(As an added bonus, if you pass on this giveaway information on your website or blog and email me the link, you'll receive two extra entries to the giveaway!)

So let me hear your Valentine's Day plans, and then check back on Sunday, February 22nd to see if you're the winner! Have fun and good luck!

Wednesday, February 04, 2009

>>Ad Men: TV Ad Observations in the TIVO/DVR Era

Here are a few of my thoughts about commercialization in the era of live TV recording.

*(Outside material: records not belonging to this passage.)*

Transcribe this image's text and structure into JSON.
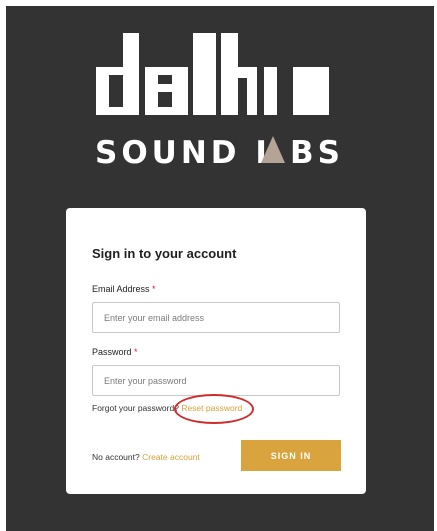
{
  "brand": {
    "wordmark": "delta",
    "tagline_left": "SOUND L",
    "tagline_mid": "A",
    "tagline_right": "BS",
    "accent_color": "#b3a496"
  },
  "form": {
    "title": "Sign in to your account",
    "email": {
      "label": "Email Address",
      "required_mark": "*",
      "placeholder": "Enter your email address",
      "value": ""
    },
    "password": {
      "label": "Password",
      "required_mark": "*",
      "placeholder": "Enter your password",
      "value": ""
    },
    "forgot_text": "Forgot your password?",
    "reset_link": "Reset password",
    "no_account_text": "No account?",
    "create_link": "Create account",
    "submit_label": "SIGN IN"
  },
  "colors": {
    "background": "#333333",
    "link": "#d3a23a",
    "button": "#d9a33d",
    "highlight_circle": "#cd2d2d"
  }
}
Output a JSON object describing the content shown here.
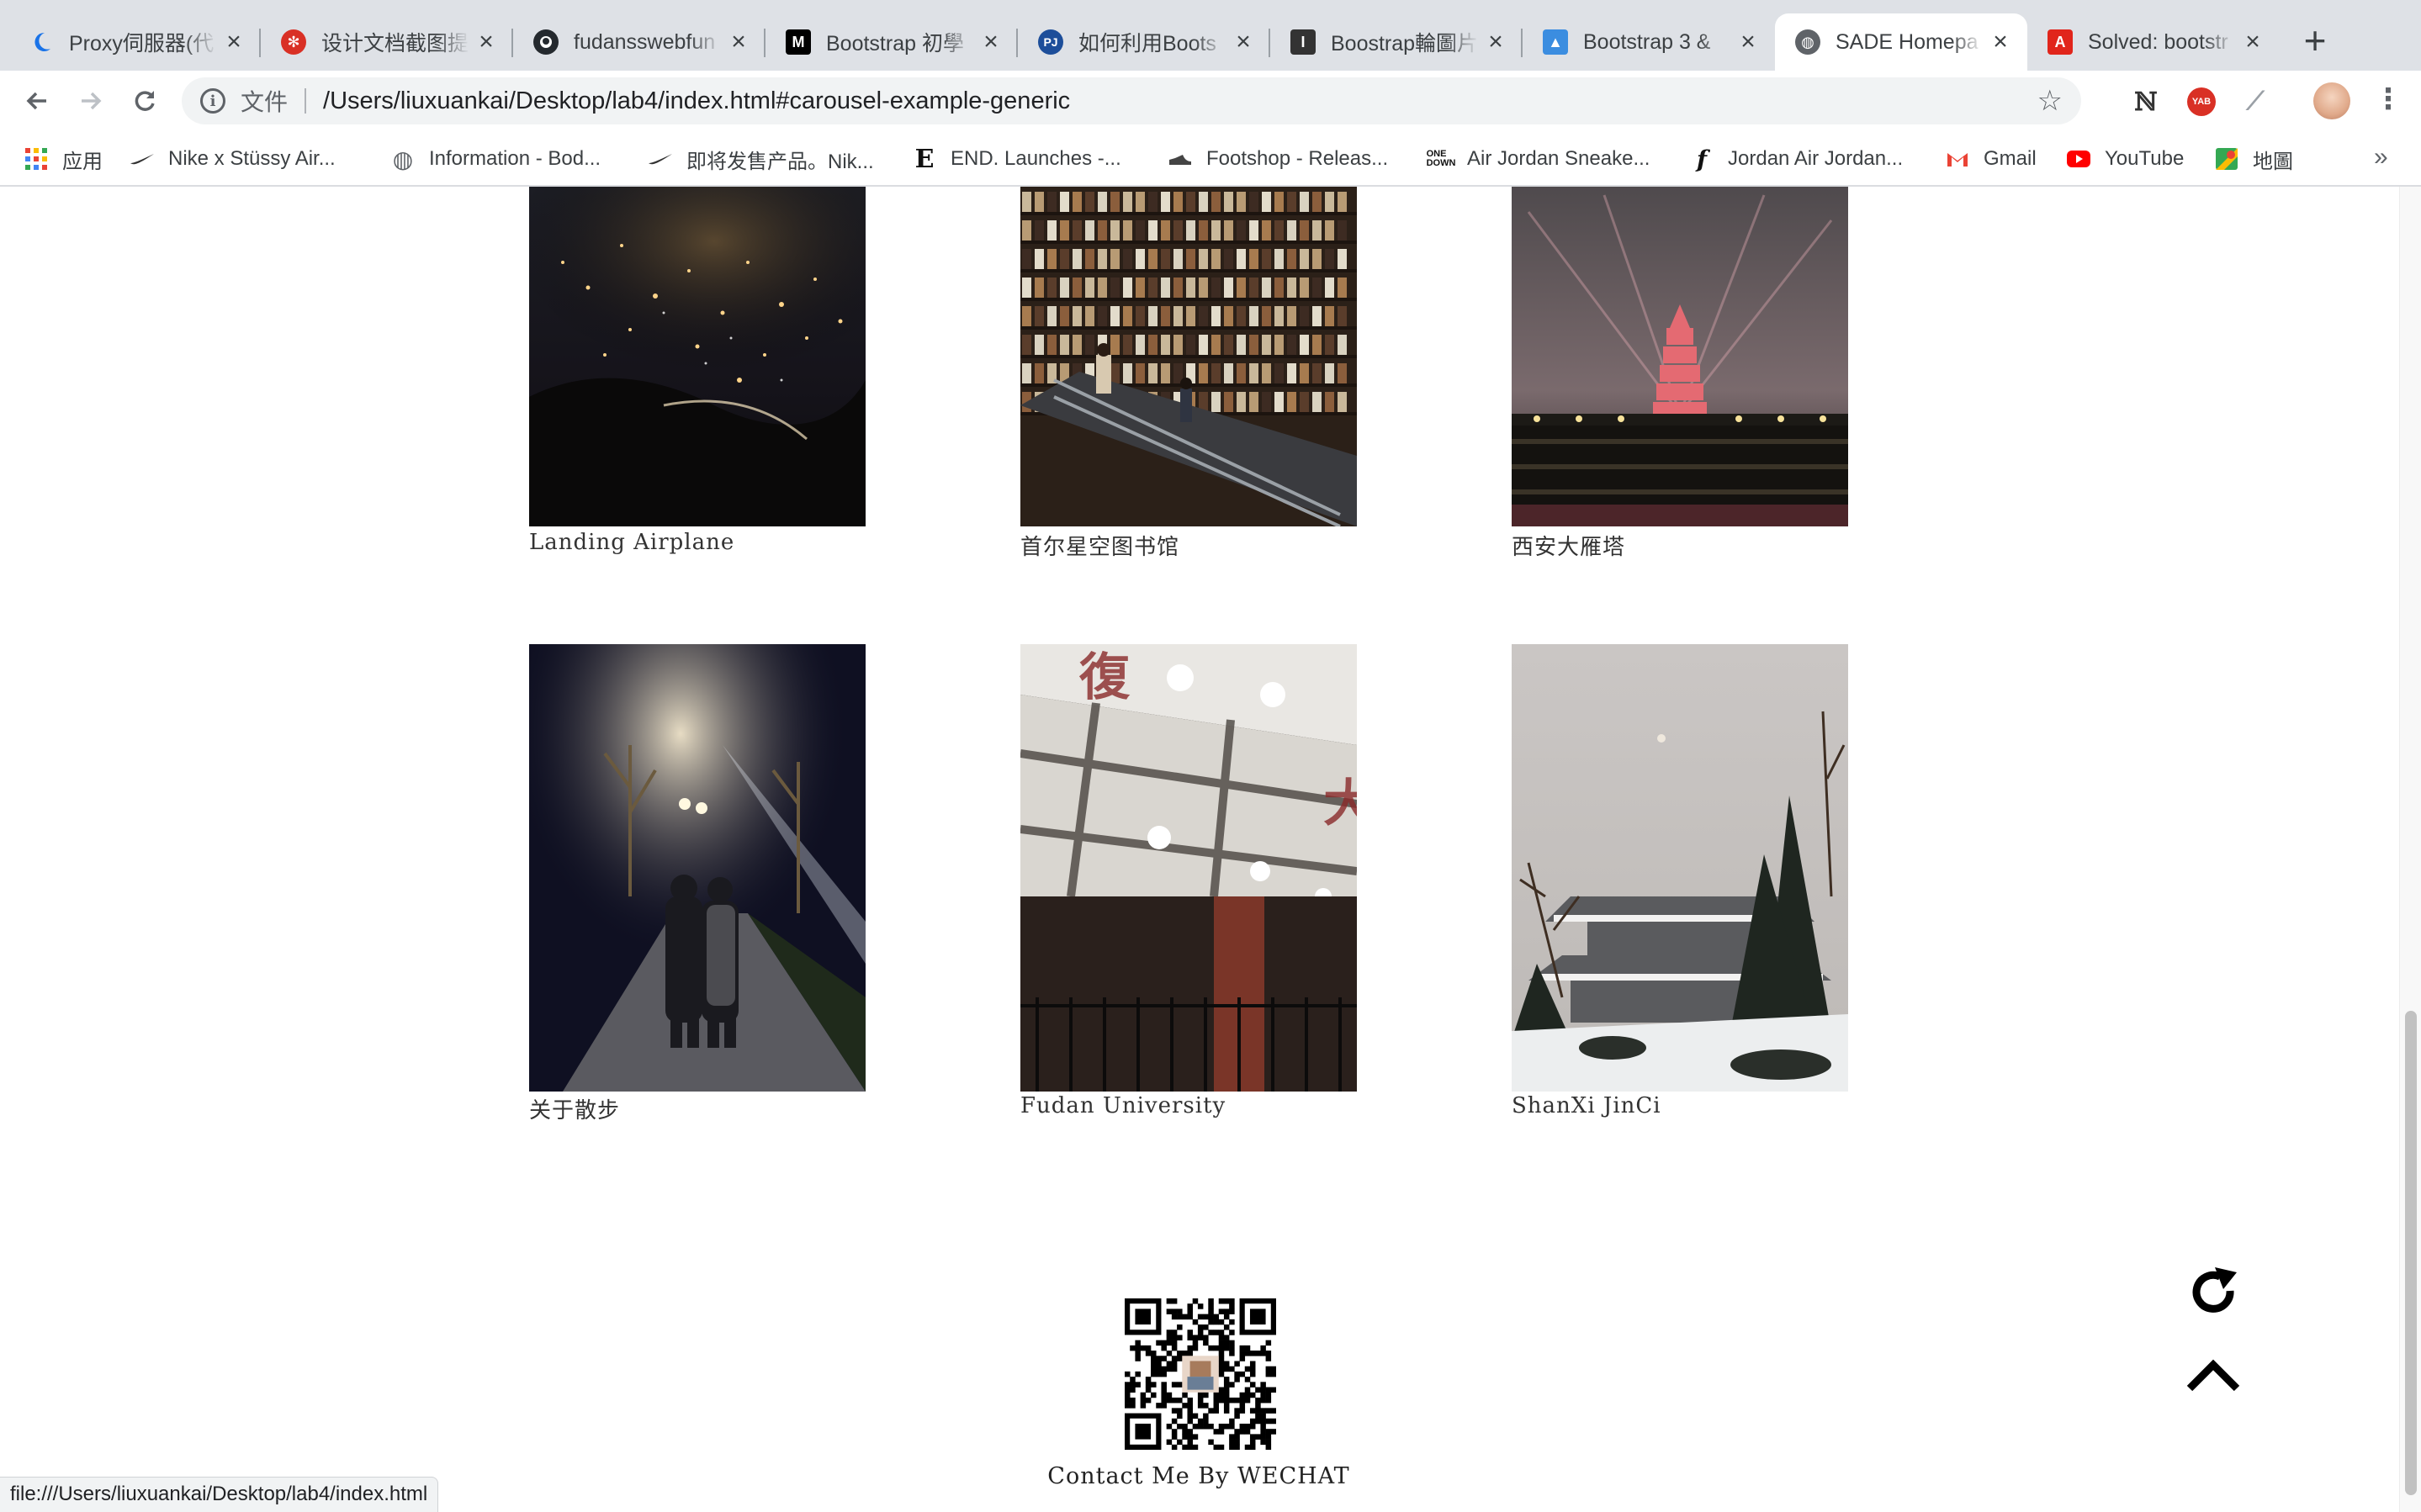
{
  "browser": {
    "tabs": [
      {
        "title": "Proxy伺服器(代",
        "icon": "proxy-moon-icon",
        "color": "#1a73e8"
      },
      {
        "title": "设计文档截图提",
        "icon": "red-snowflake-icon",
        "color": "#d93025"
      },
      {
        "title": "fudansswebfun",
        "icon": "github-icon",
        "color": "#24292e"
      },
      {
        "title": "Bootstrap 初學",
        "icon": "medium-icon",
        "color": "#000000"
      },
      {
        "title": "如何利用Boots",
        "icon": "pj-icon",
        "color": "#1d4e9a"
      },
      {
        "title": "Boostrap輪圖片",
        "icon": "blog-icon",
        "color": "#333333"
      },
      {
        "title": "Bootstrap 3 & ",
        "icon": "image-icon",
        "color": "#3b8de0"
      },
      {
        "title": "SADE Homepa",
        "icon": "globe-icon",
        "color": "#5f6368"
      },
      {
        "title": "Solved: bootstr",
        "icon": "adobe-icon",
        "color": "#e1251b"
      }
    ],
    "active_tab_index": 7,
    "new_tab_label": "+",
    "omnibox": {
      "security_label": "文件",
      "url": "/Users/liuxuankai/Desktop/lab4/index.html#carousel-example-generic"
    },
    "bookmarks": [
      {
        "label": "应用",
        "icon": "apps-grid-icon"
      },
      {
        "label": "Nike x Stüssy Air...",
        "icon": "nike-swoosh-icon"
      },
      {
        "label": "Information - Bod...",
        "icon": "globe-icon"
      },
      {
        "label": "即将发售产品。Nik...",
        "icon": "nike-swoosh-icon"
      },
      {
        "label": "END. Launches -...",
        "icon": "end-logo-icon"
      },
      {
        "label": "Footshop - Releas...",
        "icon": "footshop-icon"
      },
      {
        "label": "Air Jordan Sneake...",
        "icon": "one-block-down-icon"
      },
      {
        "label": "Jordan Air Jordan...",
        "icon": "f-logo-icon"
      },
      {
        "label": "Gmail",
        "icon": "gmail-icon"
      },
      {
        "label": "YouTube",
        "icon": "youtube-icon"
      },
      {
        "label": "地圖",
        "icon": "maps-icon"
      }
    ],
    "status_url": "file:///Users/liuxuankai/Desktop/lab4/index.html"
  },
  "gallery": {
    "items": [
      {
        "caption": "Landing Airplane",
        "image": "night-city-lights"
      },
      {
        "caption": "首尔星空图书馆",
        "image": "library-escalator"
      },
      {
        "caption": "西安大雁塔",
        "image": "lit-pagoda-at-night"
      },
      {
        "caption": "关于散步",
        "image": "couple-walking-at-night"
      },
      {
        "caption": "Fudan University",
        "image": "building-entrance-ceiling-lights"
      },
      {
        "caption": "ShanXi JinCi",
        "image": "snowy-temple-and-trees"
      }
    ]
  },
  "footer": {
    "contact_text": "Contact Me By WECHAT",
    "qr_image": "wechat-qr-code"
  },
  "floating_buttons": {
    "refresh_icon": "refresh-icon",
    "top_icon": "chevron-up-icon"
  }
}
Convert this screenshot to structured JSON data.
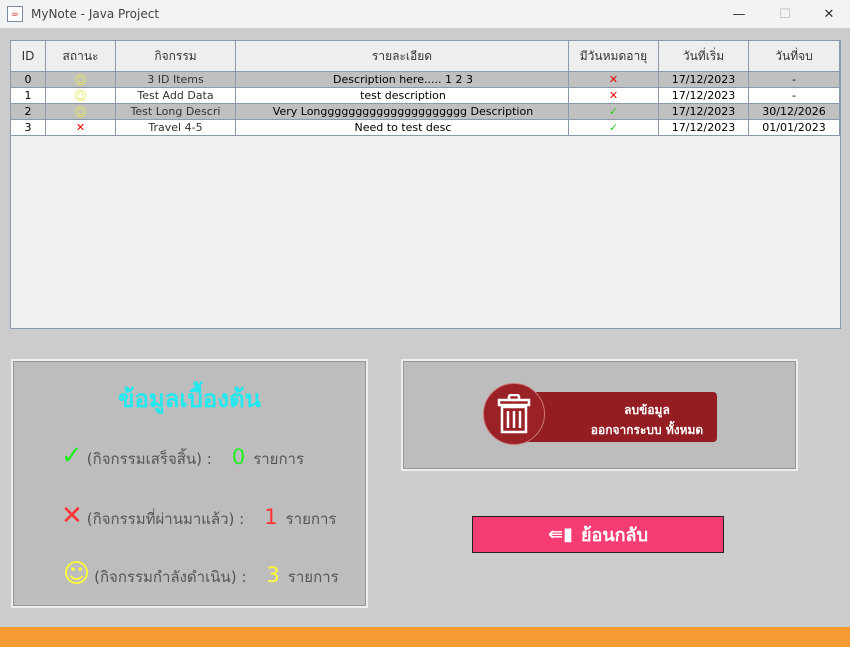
{
  "window": {
    "title": "MyNote - Java Project",
    "minimize": "—",
    "maximize": "☐",
    "close": "✕"
  },
  "table": {
    "headers": [
      "ID",
      "สถานะ",
      "กิจกรรม",
      "รายละเอียด",
      "มีวันหมดอายุ",
      "วันที่เริ่ม",
      "วันที่จบ"
    ],
    "rows": [
      {
        "id": "0",
        "status": "☺",
        "activity": "3 ID Items",
        "detail": "Description here..... 1 2 3",
        "expire": "✕",
        "start": "17/12/2023",
        "end": "-"
      },
      {
        "id": "1",
        "status": "☺",
        "activity": "Test Add Data",
        "detail": "test description",
        "expire": "✕",
        "start": "17/12/2023",
        "end": "-"
      },
      {
        "id": "2",
        "status": "☺",
        "activity": "Test Long Descri",
        "detail": "Very Longgggggggggggggggggggg Description",
        "expire": "✓",
        "start": "17/12/2023",
        "end": "30/12/2026"
      },
      {
        "id": "3",
        "status": "✕",
        "activity": "Travel 4-5",
        "detail": "Need to test desc",
        "expire": "✓",
        "start": "17/12/2023",
        "end": "01/01/2023"
      }
    ]
  },
  "stats": {
    "title": "ข้อมูลเบื้องต้น",
    "items": [
      {
        "icon": "✓",
        "label": "(กิจกรรมเสร็จสิ้น) :",
        "count": "0",
        "unit": "รายการ",
        "color": "#22ee22"
      },
      {
        "icon": "✕",
        "label": "(กิจกรรมที่ผ่านมาแล้ว) :",
        "count": "1",
        "unit": "รายการ",
        "color": "#ff3333"
      },
      {
        "icon": "☺",
        "label": "(กิจกรรมกำลังดำเนิน) :",
        "count": "3",
        "unit": "รายการ",
        "color": "#ffff33"
      }
    ]
  },
  "delete": {
    "line1": "ลบข้อมูล",
    "line2": "ออกจากระบบ ทั้งหมด"
  },
  "back": {
    "label": "ย้อนกลับ"
  }
}
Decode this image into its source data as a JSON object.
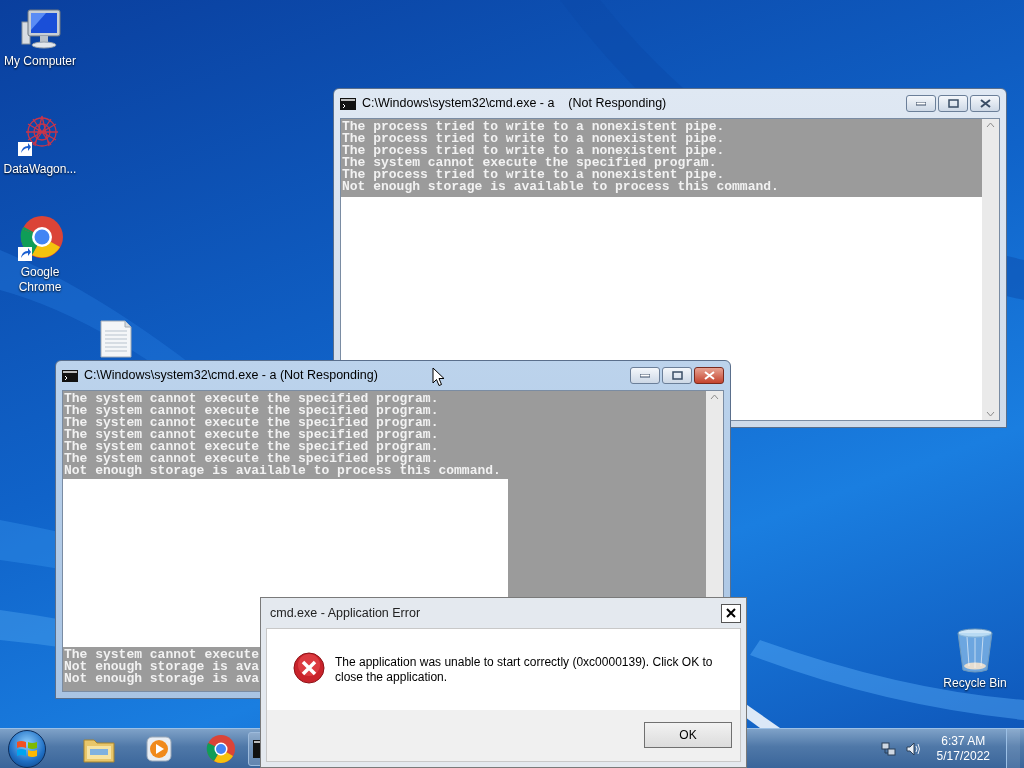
{
  "desktop_icons": [
    {
      "kind": "computer",
      "label": "My Computer"
    },
    {
      "kind": "app_shortcut",
      "label": "DataWagon..."
    },
    {
      "kind": "chrome_shortcut",
      "label": "Google Chrome"
    },
    {
      "kind": "document"
    },
    {
      "kind": "recycle_bin",
      "label": "Recycle Bin"
    }
  ],
  "windows": [
    {
      "kind": "partial_repaint",
      "active": false,
      "title": "C:\\Windows\\system32\\cmd.exe - a    (Not Responding)",
      "lines": [
        "The process tried to write to a nonexistent pipe.",
        "The process tried to write to a nonexistent pipe.",
        "The process tried to write to a nonexistent pipe.",
        "The system cannot execute the specified program.",
        "The process tried to write to a nonexistent pipe.",
        "Not enough storage is available to process this command."
      ]
    },
    {
      "kind": "glitch_block",
      "active": true,
      "title": "C:\\Windows\\system32\\cmd.exe - a (Not Responding)",
      "lines": [
        "The system cannot execute the specified program.",
        "The system cannot execute the specified program.",
        "The system cannot execute the specified program.",
        "The system cannot execute the specified program.",
        "The system cannot execute the specified program.",
        "The system cannot execute the specified program.",
        "Not enough storage is available to process this command."
      ],
      "bottom_lines": [
        "The system cannot execute",
        "Not enough storage is ava",
        "Not enough storage is ava"
      ]
    }
  ],
  "dialog": {
    "title": "cmd.exe - Application Error",
    "message": "The application was unable to start correctly (0xc0000139). Click OK to close the application.",
    "button": "OK"
  },
  "taskbar": {
    "items": [
      {
        "kind": "explorer"
      },
      {
        "kind": "media_player"
      },
      {
        "kind": "chrome"
      },
      {
        "kind": "console"
      }
    ],
    "time": "6:37 AM",
    "date": "5/17/2022"
  }
}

While my friends have had TIVO for a few years now, and I've toyed with the system now and again, I've only had access to DVR at my own residence for about eight months. The first time I paid any attention to the new way commercials seek the attention of viewers trying to fast-forward through them was watching Mad Men. Mad Men was the first show I recorded an entire season of in one go when I first had DVR. AMC's Mad Men is a show about a 1960s ad agency. It not only cleverly integrates their real-life sponsors as advertising clients within the show, but also features commercials by these sponsors during commercial breaks, and interrupts commercial breaks with little clips revealing interesting information about the clients. For example, Heineken commercials played during an episode in which the Mad Men won a Heineken campaign in the show, and in the midst of commercials, a little Mad Men-theme screen pops up telling you that Heineken was "the first imported beer in America after the repeal of Prohibition in 1933." Now that's smart, and intriguing, too. I always used to slow-forward through Mad Men commercial breaks so that I could catch the fun facts. This is a fantastic strategy to entice viewers to slow down and watch some commercials. (Here's an interesting interview with Mad Men's creator, Matthew Weiner, which touches on this strategy. And just for kicks, below is the Simpson's Mad Men spoof. If you don't watch this show you should!)

Another technique I've observed recently is having network stars feature in commercials that play during their own show's time slot. For instance, I was watching House, and the actor who plays Dr. Kutner (Kal Penn) was featured in a commercial. I was quick-forwarding through the ads, but I caught his face and rewound, thinking I'd gone too far. But no, my show was not back on. It was a well-planned commercial, making me watch it.

By the way, is it just me, or does House have more commercial breaks than other TV shows?

Overall, I think the most frustrating (and...good) strategy is Bravo's. They feature sponsored items on the shows (we're onto you, nondiscreet product placement lords over at Bravo), they break up the commercial breaks with funny clips and bloopers from the show that's playing (looking at you, Top Chef), and they also splice up the commercial break with commercials for other Bravo TV shows, as opposed to using those ads only at the beginning and end of the commercial break. For example, on TNT I know that if I see an ad for another TNT show, my show is about to come back on after it's over, so I hit play ahead of time. On Bravo, I keep hitting play for random Bravo commercials, as I never know which one will be the bookend commercial that signals my show coming back on.

My favorite shows are like Sons of Anarchy on FX, where Viewer Discretion is Advised, and I see the black screen forewarning me when my show's about to come back on. I pretty much like any show that flashes the same thing before the new scene's about to start, which is all I visually skim for as I FF commercials.

And then of course there's online TV, like, where they make your show pause for 15 or 30 seconds and force you to watch one featured commercial over and over again. That really ticks me off. Give me some variety at least! Especially when they trick you and play a minute-long commercial, and it's up to YOU to hit "continue" when it releases you from your commercial viewing prison. Tricky TV network bastards!

Do you have any favorite shows or networks that tell you when to forward, pause and play? Have you noticed any other TIVO/DVR-proof tricks that the networks are using as they adapt to modern TV-watching habits?

Or am I an old-fuddy-duddy who should just skip to DLing everything online so that there are NO commercials? Personally, I feel as though that's only encouraging on-screen commercials that pop up during shows which I haaate.

Please feel free to share your thoughts and observations with me!